What is required: Leaving the images out, output each entry below exactly.

Data records START

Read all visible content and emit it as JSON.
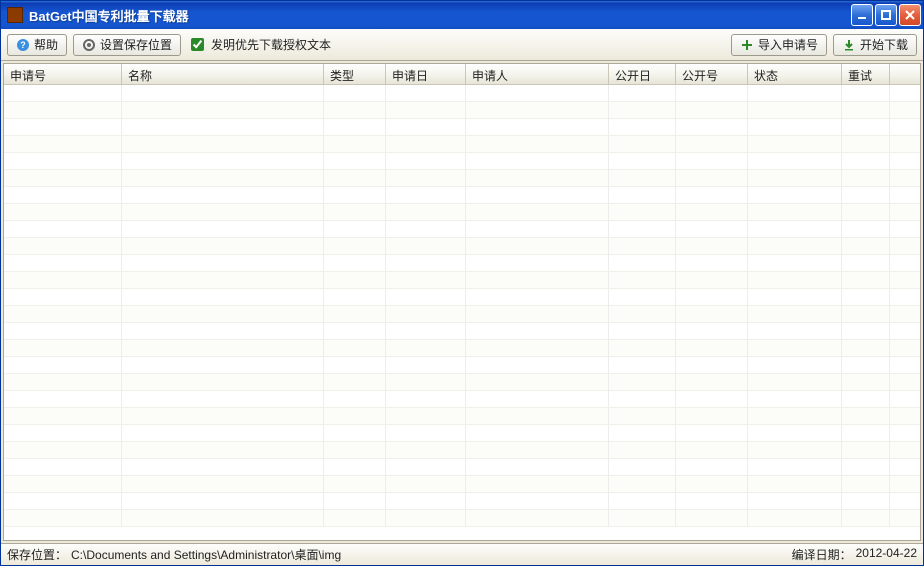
{
  "title": "BatGet中国专利批量下载器",
  "toolbar": {
    "help_label": "帮助",
    "set_path_label": "设置保存位置",
    "checkbox_label": "发明优先下载授权文本",
    "checkbox_checked": true,
    "import_label": "导入申请号",
    "start_label": "开始下载"
  },
  "columns": [
    {
      "label": "申请号"
    },
    {
      "label": "名称"
    },
    {
      "label": "类型"
    },
    {
      "label": "申请日"
    },
    {
      "label": "申请人"
    },
    {
      "label": "公开日"
    },
    {
      "label": "公开号"
    },
    {
      "label": "状态"
    },
    {
      "label": "重试"
    }
  ],
  "rows_count": 26,
  "statusbar": {
    "path_label": "保存位置：",
    "path_value": "C:\\Documents and Settings\\Administrator\\桌面\\img",
    "build_label": "编译日期：",
    "build_value": "2012-04-22"
  }
}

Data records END

Your response:
Read all visible content and emit it as JSON.
{
  "title": "BatGet中国专利批量下载器",
  "toolbar": {
    "help_label": "帮助",
    "set_path_label": "设置保存位置",
    "checkbox_label": "发明优先下载授权文本",
    "checkbox_checked": true,
    "import_label": "导入申请号",
    "start_label": "开始下载"
  },
  "columns": [
    {
      "label": "申请号"
    },
    {
      "label": "名称"
    },
    {
      "label": "类型"
    },
    {
      "label": "申请日"
    },
    {
      "label": "申请人"
    },
    {
      "label": "公开日"
    },
    {
      "label": "公开号"
    },
    {
      "label": "状态"
    },
    {
      "label": "重试"
    }
  ],
  "rows_count": 26,
  "statusbar": {
    "path_label": "保存位置：",
    "path_value": "C:\\Documents and Settings\\Administrator\\桌面\\img",
    "build_label": "编译日期：",
    "build_value": "2012-04-22"
  }
}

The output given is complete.